- WHAT YOU SHOULD DO:
The following entries are to be repeated exactly, and the pictures are to be left behind.

# # #

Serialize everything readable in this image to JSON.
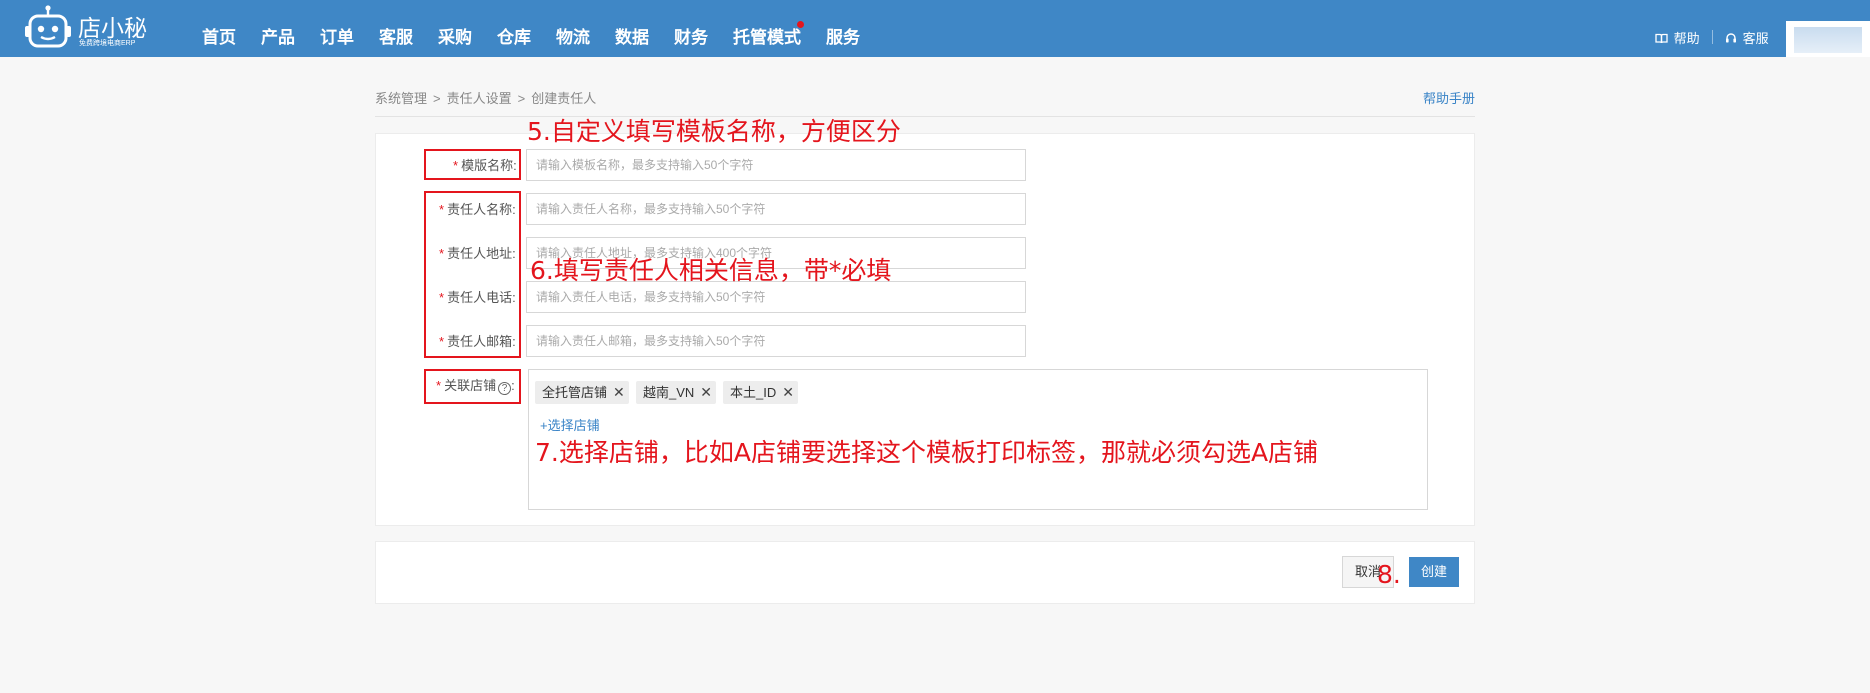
{
  "header": {
    "logo_name": "店小秘",
    "logo_slogan": "免费跨境电商ERP",
    "nav": [
      "首页",
      "产品",
      "订单",
      "客服",
      "采购",
      "仓库",
      "物流",
      "数据",
      "财务",
      "托管模式",
      "服务"
    ],
    "help_label": "帮助",
    "service_label": "客服"
  },
  "breadcrumb": {
    "items": [
      "系统管理",
      ">",
      "责任人设置",
      ">",
      "创建责任人"
    ],
    "help_manual": "帮助手册"
  },
  "form": {
    "template_name": {
      "label": "模版名称:",
      "placeholder": "请输入模板名称，最多支持输入50个字符"
    },
    "responsible_name": {
      "label": "责任人名称:",
      "placeholder": "请输入责任人名称，最多支持输入50个字符"
    },
    "responsible_address": {
      "label": "责任人地址:",
      "placeholder": "请输入责任人地址，最多支持输入400个字符"
    },
    "responsible_phone": {
      "label": "责任人电话:",
      "placeholder": "请输入责任人电话，最多支持输入50个字符"
    },
    "responsible_email": {
      "label": "责任人邮箱:",
      "placeholder": "请输入责任人邮箱，最多支持输入50个字符"
    },
    "stores": {
      "label": "关联店铺",
      "help": "?",
      "colon": ":",
      "tags": [
        "全托管店铺",
        "越南_VN",
        "本土_ID"
      ],
      "select_label": "+选择店铺"
    },
    "required_mark": "*"
  },
  "annotations": {
    "step5": "5.自定义填写模板名称，方便区分",
    "step6": "6.填写责任人相关信息，带*必填",
    "step7": "7.选择店铺，比如A店铺要选择这个模板打印标签，那就必须勾选A店铺",
    "step8": "8."
  },
  "buttons": {
    "cancel": "取消",
    "create": "创建"
  },
  "colors": {
    "header_bg": "#3f87c6",
    "annotation_red": "#e4151d",
    "link_blue": "#3a84c7"
  }
}
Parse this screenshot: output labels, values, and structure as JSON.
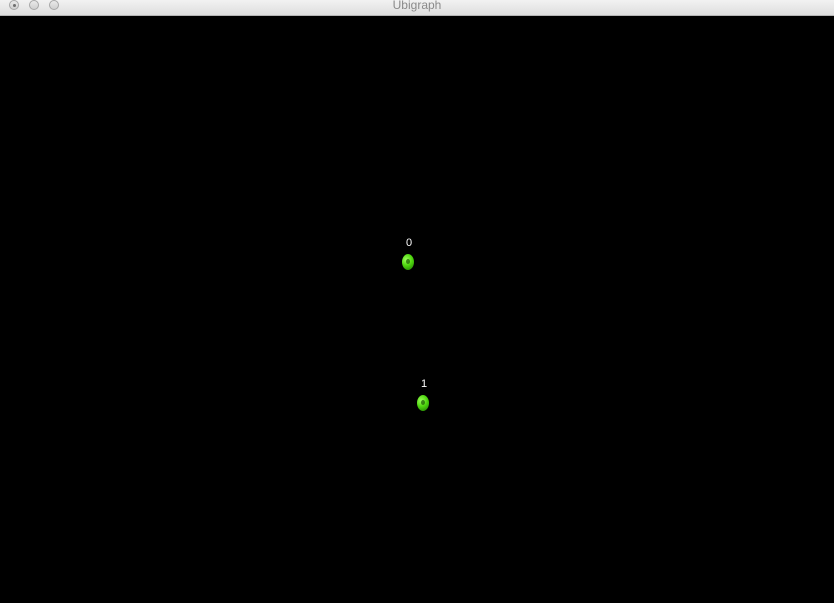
{
  "window": {
    "title": "Ubigraph"
  },
  "graph": {
    "background_color": "#000000",
    "vertex_color": "#4fd60f",
    "label_color": "#ffffff",
    "vertices": [
      {
        "id": "0",
        "label": "0"
      },
      {
        "id": "1",
        "label": "1"
      }
    ]
  }
}
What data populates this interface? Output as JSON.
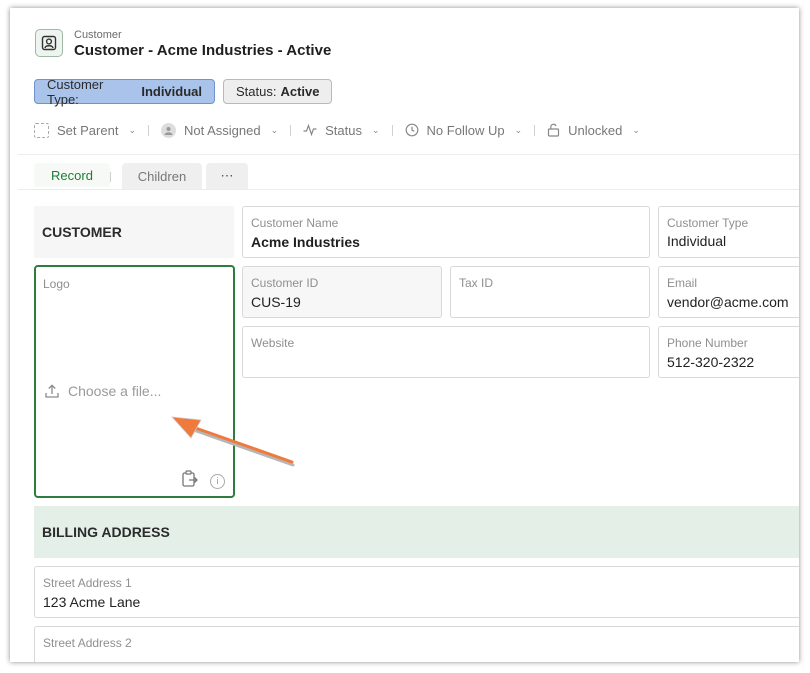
{
  "header": {
    "breadcrumb": "Customer",
    "title": "Customer - Acme Industries - Active"
  },
  "chips": {
    "type_label": "Customer Type:",
    "type_value": "Individual",
    "status_label": "Status:",
    "status_value": "Active"
  },
  "toolbar": {
    "set_parent": "Set Parent",
    "assignee": "Not Assigned",
    "status": "Status",
    "follow_up": "No Follow Up",
    "lock": "Unlocked"
  },
  "tabs": {
    "record": "Record",
    "children": "Children",
    "more": "⋯"
  },
  "sections": {
    "customer": "CUSTOMER",
    "billing": "BILLING ADDRESS"
  },
  "fields": {
    "customer_name": {
      "label": "Customer Name",
      "value": "Acme Industries"
    },
    "customer_type": {
      "label": "Customer Type",
      "value": "Individual"
    },
    "customer_id": {
      "label": "Customer ID",
      "value": "CUS-19"
    },
    "tax_id": {
      "label": "Tax ID",
      "value": ""
    },
    "email": {
      "label": "Email",
      "value": "vendor@acme.com"
    },
    "website": {
      "label": "Website",
      "value": ""
    },
    "phone": {
      "label": "Phone Number",
      "value": "512-320-2322"
    },
    "street1": {
      "label": "Street Address 1",
      "value": "123 Acme Lane"
    },
    "street2": {
      "label": "Street Address 2",
      "value": ""
    }
  },
  "logo": {
    "label": "Logo",
    "upload_text": "Choose a file..."
  },
  "colors": {
    "accent_green": "#2f7d3e",
    "chip_blue": "#a9c3ea",
    "billing_bg": "#e4f0e7",
    "arrow": "#f07a3c"
  }
}
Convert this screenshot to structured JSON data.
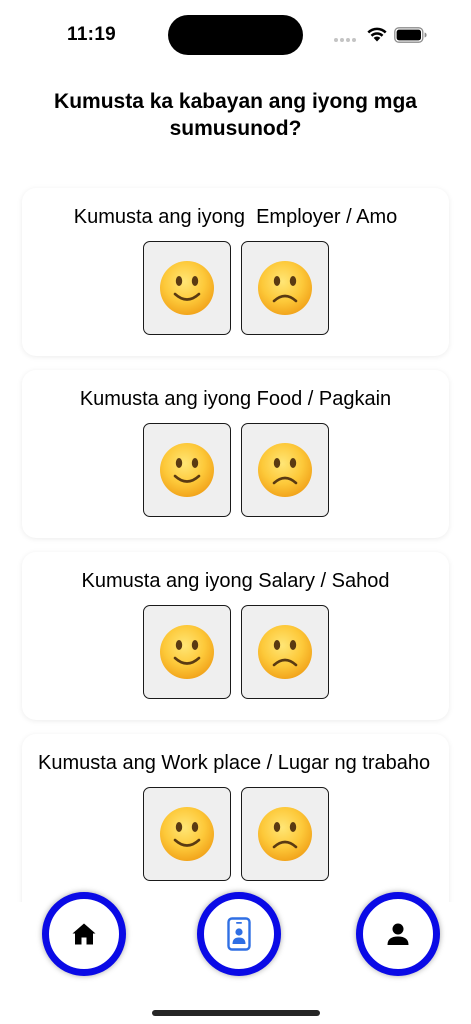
{
  "status_bar": {
    "time": "11:19"
  },
  "page": {
    "title": "Kumusta ka kabayan ang iyong mga sumusunod?"
  },
  "cards": [
    {
      "title": "Kumusta ang iyong  Employer / Amo"
    },
    {
      "title": "Kumusta ang iyong Food / Pagkain"
    },
    {
      "title": "Kumusta ang iyong Salary / Sahod"
    },
    {
      "title": "Kumusta ang Work place / Lugar ng trabaho"
    }
  ],
  "icons": {
    "happy": "slightly-smiling-face-icon",
    "sad": "slightly-frowning-face-icon",
    "home": "home-icon",
    "id_card": "id-card-icon",
    "profile": "person-icon"
  },
  "colors": {
    "nav_ring": "#0a0ae6",
    "id_icon": "#2f6fe4",
    "emoji_bg": "#efefef"
  }
}
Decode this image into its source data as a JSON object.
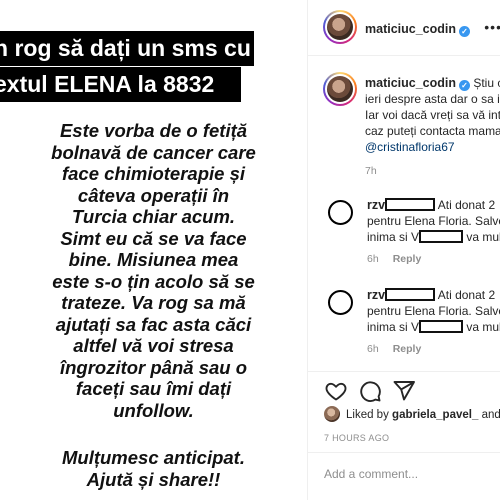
{
  "story": {
    "highlight_line1": "n rog să dați un sms cu",
    "highlight_line2": "extul ELENA la 8832",
    "body_lines": [
      "Este vorba de o fetiță",
      "bolnavă de cancer care",
      "face chimioterapie și",
      "câteva operații în",
      "Turcia chiar acum.",
      "Simt eu că se va face",
      "bine. Misiunea mea",
      "este s-o țin acolo să se",
      "trateze. Va rog sa mă",
      "ajutați sa fac asta căci",
      "altfel vă voi stresa",
      "îngrozitor până sau o",
      "faceți sau îmi dați",
      "unfollow."
    ],
    "thanks_lines": [
      "Mulțumesc anticipat.",
      "Ajută și share!!"
    ]
  },
  "header": {
    "username": "maticiuc_codin",
    "verified": "✓",
    "more": "•••"
  },
  "caption": {
    "username": "maticiuc_codin",
    "lines": [
      "Știu că",
      "ieri despre asta dar o sa in",
      "Iar voi dacă vreți sa vă inte",
      "caz puteți contacta mama"
    ],
    "mention": "@cristinafloria67",
    "time": "7h"
  },
  "comments": [
    {
      "username": "rzv",
      "line1": "Ati donat 2",
      "line2": "pentru Elena Floria. Salvea",
      "line3a": "inima si V",
      "line3b": "va mult",
      "time": "6h",
      "reply": "Reply"
    },
    {
      "username": "rzv",
      "line1": "Ati donat 2",
      "line2": "pentru Elena Floria. Salvea",
      "line3a": "inima si V",
      "line3b": "va mult",
      "time": "6h",
      "reply": "Reply"
    }
  ],
  "likes": {
    "prefix": "Liked by",
    "user": "gabriela_pavel_",
    "suffix": "and"
  },
  "post_time": "7 HOURS AGO",
  "add_comment": {
    "placeholder": "Add a comment..."
  },
  "icons": [
    "heart-icon",
    "comment-icon",
    "share-icon"
  ],
  "colors": {
    "verified": "#3897f0",
    "mention": "#00376b",
    "muted": "#8e8e8e"
  }
}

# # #

- SOLUTION TO THIS EXERCISE:
Serialize everything readable in this image to JSON.
{
  "header": {
    "logo_name": "店小秘",
    "logo_slogan": "免费跨境电商ERP",
    "nav": [
      "首页",
      "产品",
      "订单",
      "客服",
      "采购",
      "仓库",
      "物流",
      "数据",
      "财务",
      "托管模式",
      "服务"
    ],
    "help_label": "帮助",
    "service_label": "客服"
  },
  "breadcrumb": {
    "items": [
      "系统管理",
      ">",
      "责任人设置",
      ">",
      "创建责任人"
    ],
    "help_manual": "帮助手册"
  },
  "form": {
    "template_name": {
      "label": "模版名称:",
      "placeholder": "请输入模板名称，最多支持输入50个字符"
    },
    "responsible_name": {
      "label": "责任人名称:",
      "placeholder": "请输入责任人名称，最多支持输入50个字符"
    },
    "responsible_address": {
      "label": "责任人地址:",
      "placeholder": "请输入责任人地址，最多支持输入400个字符"
    },
    "responsible_phone": {
      "label": "责任人电话:",
      "placeholder": "请输入责任人电话，最多支持输入50个字符"
    },
    "responsible_email": {
      "label": "责任人邮箱:",
      "placeholder": "请输入责任人邮箱，最多支持输入50个字符"
    },
    "stores": {
      "label": "关联店铺",
      "help": "?",
      "colon": ":",
      "tags": [
        "全托管店铺",
        "越南_VN",
        "本土_ID"
      ],
      "select_label": "+选择店铺"
    },
    "required_mark": "*"
  },
  "annotations": {
    "step5": "5.自定义填写模板名称，方便区分",
    "step6": "6.填写责任人相关信息，带*必填",
    "step7": "7.选择店铺，比如A店铺要选择这个模板打印标签，那就必须勾选A店铺",
    "step8": "8."
  },
  "buttons": {
    "cancel": "取消",
    "create": "创建"
  },
  "colors": {
    "header_bg": "#3f87c6",
    "annotation_red": "#e4151d",
    "link_blue": "#3a84c7"
  }
}
Parse this screenshot: output labels, values, and structure as JSON.
{
  "window": {
    "title": "Ubigraph"
  },
  "graph": {
    "background_color": "#000000",
    "vertex_color": "#4fd60f",
    "label_color": "#ffffff",
    "vertices": [
      {
        "id": "0",
        "label": "0"
      },
      {
        "id": "1",
        "label": "1"
      }
    ]
  }
}
What data populates this interface? Output as JSON.
{
  "header": {
    "breadcrumb": "Customer",
    "title": "Customer - Acme Industries - Active"
  },
  "chips": {
    "type_label": "Customer Type:",
    "type_value": "Individual",
    "status_label": "Status:",
    "status_value": "Active"
  },
  "toolbar": {
    "set_parent": "Set Parent",
    "assignee": "Not Assigned",
    "status": "Status",
    "follow_up": "No Follow Up",
    "lock": "Unlocked"
  },
  "tabs": {
    "record": "Record",
    "children": "Children",
    "more": "⋯"
  },
  "sections": {
    "customer": "CUSTOMER",
    "billing": "BILLING ADDRESS"
  },
  "fields": {
    "customer_name": {
      "label": "Customer Name",
      "value": "Acme Industries"
    },
    "customer_type": {
      "label": "Customer Type",
      "value": "Individual"
    },
    "customer_id": {
      "label": "Customer ID",
      "value": "CUS-19"
    },
    "tax_id": {
      "label": "Tax ID",
      "value": ""
    },
    "email": {
      "label": "Email",
      "value": "vendor@acme.com"
    },
    "website": {
      "label": "Website",
      "value": ""
    },
    "phone": {
      "label": "Phone Number",
      "value": "512-320-2322"
    },
    "street1": {
      "label": "Street Address 1",
      "value": "123 Acme Lane"
    },
    "street2": {
      "label": "Street Address 2",
      "value": ""
    }
  },
  "logo": {
    "label": "Logo",
    "upload_text": "Choose a file..."
  },
  "colors": {
    "accent_green": "#2f7d3e",
    "chip_blue": "#a9c3ea",
    "billing_bg": "#e4f0e7",
    "arrow": "#f07a3c"
  }
}
Convert this screenshot to structured JSON data.
{
  "status_bar": {
    "time": "11:19"
  },
  "page": {
    "title": "Kumusta ka kabayan ang iyong mga sumusunod?"
  },
  "cards": [
    {
      "title": "Kumusta ang iyong  Employer / Amo"
    },
    {
      "title": "Kumusta ang iyong Food / Pagkain"
    },
    {
      "title": "Kumusta ang iyong Salary / Sahod"
    },
    {
      "title": "Kumusta ang Work place / Lugar ng trabaho"
    }
  ],
  "icons": {
    "happy": "slightly-smiling-face-icon",
    "sad": "slightly-frowning-face-icon",
    "home": "home-icon",
    "id_card": "id-card-icon",
    "profile": "person-icon"
  },
  "colors": {
    "nav_ring": "#0a0ae6",
    "id_icon": "#2f6fe4",
    "emoji_bg": "#efefef"
  }
}
Decode this image into its source data as a JSON object.
{
  "story": {
    "highlight_line1": "n rog să dați un sms cu",
    "highlight_line2": "extul ELENA la 8832",
    "body_lines": [
      "Este vorba de o fetiță",
      "bolnavă de cancer care",
      "face chimioterapie și",
      "câteva operații în",
      "Turcia chiar acum.",
      "Simt eu că se va face",
      "bine. Misiunea mea",
      "este s-o țin acolo să se",
      "trateze. Va rog sa mă",
      "ajutați sa fac asta căci",
      "altfel vă voi stresa",
      "îngrozitor până sau o",
      "faceți sau îmi dați",
      "unfollow."
    ],
    "thanks_lines": [
      "Mulțumesc anticipat.",
      "Ajută și share!!"
    ]
  },
  "header": {
    "username": "maticiuc_codin",
    "verified": "✓",
    "more": "•••"
  },
  "caption": {
    "username": "maticiuc_codin",
    "lines": [
      "Știu că",
      "ieri despre asta dar o sa in",
      "Iar voi dacă vreți sa vă inte",
      "caz puteți contacta mama"
    ],
    "mention": "@cristinafloria67",
    "time": "7h"
  },
  "comments": [
    {
      "username": "rzv",
      "line1": "Ati donat 2",
      "line2": "pentru Elena Floria. Salvea",
      "line3a": "inima si V",
      "line3b": "va mult",
      "time": "6h",
      "reply": "Reply"
    },
    {
      "username": "rzv",
      "line1": "Ati donat 2",
      "line2": "pentru Elena Floria. Salvea",
      "line3a": "inima si V",
      "line3b": "va mult",
      "time": "6h",
      "reply": "Reply"
    }
  ],
  "likes": {
    "prefix": "Liked by",
    "user": "gabriela_pavel_",
    "suffix": "and"
  },
  "post_time": "7 HOURS AGO",
  "add_comment": {
    "placeholder": "Add a comment..."
  },
  "icons": [
    "heart-icon",
    "comment-icon",
    "share-icon"
  ],
  "colors": {
    "verified": "#3897f0",
    "mention": "#00376b",
    "muted": "#8e8e8e"
  }
}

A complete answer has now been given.